The precise mechanism by which ERK MAPK regulates the activity of p38 MAPK is yet to be determined. There is a growing body of evidence indicating that activation of ERK MAPK following stimulation of NR2A-NMDARs induces trafficking of α-amino-3-hydroxy-5-methylisoxazole-4-propionate (AMPA) receptor subunits to the surface, whereas inhibition of ERK MAPK following stimulation of NR2B-NMDARs inhibits AMPA receptor surface insertion (Ehlers 2000; Zhu et al. 2002; Kim et al. 2005; Keifer et al. 2007). Additional studies have also described a role of AMPA receptors in up-regulation of p38 MAPK activity (Krapivinsky et al. 2004). This raises the possibility that ERK-mediated trafficking of AMPA receptors may play a role in homocysteine-induced p38 MAPK activation and is an important topic for future studies.
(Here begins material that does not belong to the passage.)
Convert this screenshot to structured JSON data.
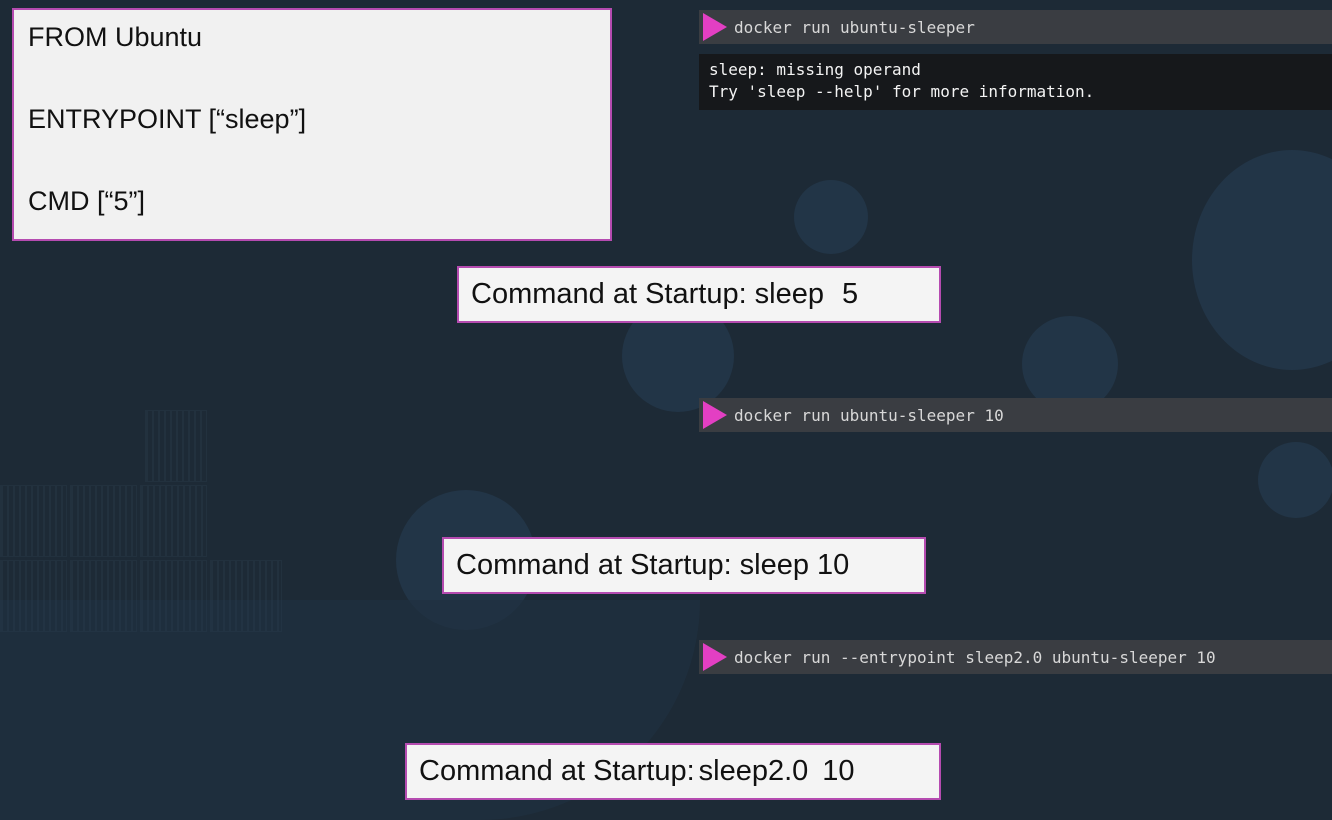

Our study shows a sustained but two-tier pattern of ERK MAPK activation by homocysteine. A biphasic activation of p38 MAPK is also observed, where the initial phase is transient, while the secondary phase is more prolonged. It is difficult to explain why the initial ERK MAPK activation remains sustained, while p38 MAPK activation is transient. A probable explanation is that a phosphatase selective for p38 MAPK is activated as the cell's protective response to inhibit the pro-apoptotic p38 MAPK pathway. Such selective activation of dual-specificity phosphatases that inhibits either ERK or p38 MAPK resulting in preferential activation of the other MAPK has been reported in earlier studies (Muda et al. 1996; Xiao et al. 2002; Wang et al. 2006; Junttila et al. 2008). Regardless of this differential pattern of the initial ERK and p38 MAPK activation, it is the delayed larger increase in ERK MAPK activity and the secondary activation of p38 MAPK that is predominantly responsible for homocysteine-dependent neuronal cell death. Concerning this delayed large increase in ERK MAPK activity, evidences from earlier studies show that prolonged homocysteine exposure leads to a gradual increase in intracellular Ca2+, mitochondrial dysfunction, and reactive oxygen species (ROS) generation (Kruman et al. 2000; Zieminska et al. 2006; Ganapathy et al. 2011a,b). ROS-mediated activation of ERK MAPK has also been shown to play a detrimental role in oxidative neuronal injury (Stanciu et al. 2000; Stanciu and DeFranco 2002; Luo et al. 2007; Chen et al. 2009; Tuerxun et al. 2010). Thus, it appears that homocysteine–NMDAR-mediated intracellular Ca2+ accumulation over time may lead to mitochondrial dysfunction and subsequent ROS generation. This in turn could lead to the delayed large increase in ERK MAPK activity.
In conclusion, this study provides evidence for a novel signaling mechanism of neuronal injury involving a crosstalk between ERK and p38 MAPKs in response to elevated levels of homocysteine. Further evaluation of this molecular pathway is necessary to establish a role of hyperhomocysteinaemia in the progression of neurological disorders.